# Please introduce yourself and your books.
I come from Northumberland in the northeast of England, though have lived in Scotland for the last 17 years. I mainly write murder mystery books, along with a few children’s adventures and the odd horror novel.
# What inspires your creativity?
I like to create a puzzle for the reader to work out. Sometimes I make the puzzle too difficult and have to backtrack a little, but usually I can work out the ending at the appropriate moment.
# How do you deal with creative block?
Like Terry Pratchett, I don’t believe in writer’s block, so the only time I had a real creative problem was after my father died. For many months afterwards I found it impossible to get back to writing every day.

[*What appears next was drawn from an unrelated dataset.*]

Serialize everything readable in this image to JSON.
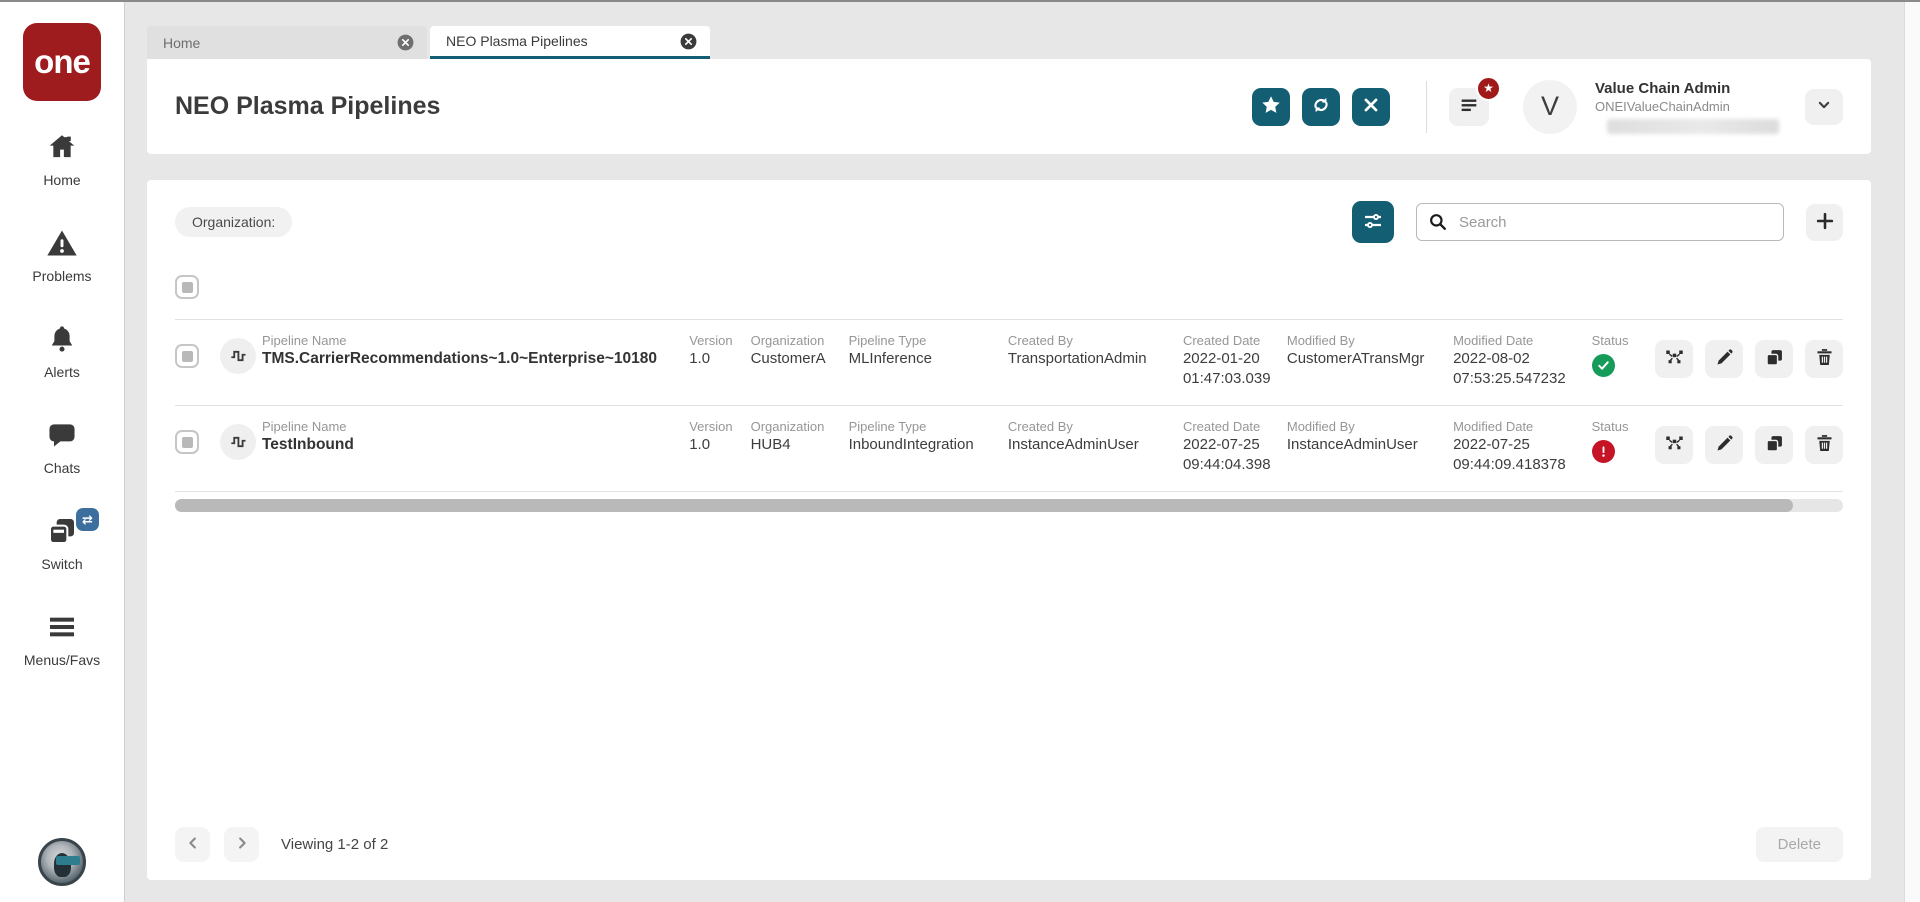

It took me two years to regain my confidence and return to my previous routine.
# Do you have tips on choosing titles and covers?
Both can be problematic in that they have to convey something of the content of the book to the reader. I like to have the title and the cover finalised before I start writing, that way I can keep them in mind and not stray too far off topic. Many writers would say a cover should fit well within the chosen genre, which is why so many crime writers have similar covers – a lone figure walking towards a deserted house, or a man holding a gun and looking mean. With my Terry Bell Murder Mystery series, I wanted something different, so the covers all feature a central image with silhouettes of Terry and his car at the sides. I’m aware that the books would probably sell better if I conformed to the norm, but I always liked to be different 😉
# How do bad reviews and negative feedback affect you and how do you deal with them?
Luckily, I don’t get too many of these, but I try to bear in mind that no single novel is going to appeal to everyone and for those people who read one of my books and didn’t like it, well, that’s just their opinion.
# How has your creation process improved over time?
I’m much more aware now of the need to grab the reader’s attention on the first page, giving them something scary or thrilling to whet the appetite. With some of my earlier books, I didn’t do that. It’s like a sales pitch – you have to show the potential book-buyer that they’re going to get something exciting right from the off.
# Do you tend towards personal satisfaction or aim to serve your readers?
Personal satisfaction is the most important thing to me. Essentially, I try to entertain myself, to write something I would enjoy reading. If I can do that, I reckon I’m halfway there.
# What are your plans for future books?
Write more. I have a couple of series that I think may come to an end in the next year or so, but I’m always thinking about brand new characters that won’t simply be carbon copies of ones I’ve already created.
# Tell us some quirky facts about yourself.
I once walked into a plate glass window thinking it was an open door. It didn’t smash, but I got a huge lump on my forehead.
I play lots of musical instruments, including the guitar, ukulele, mandolin and banjo.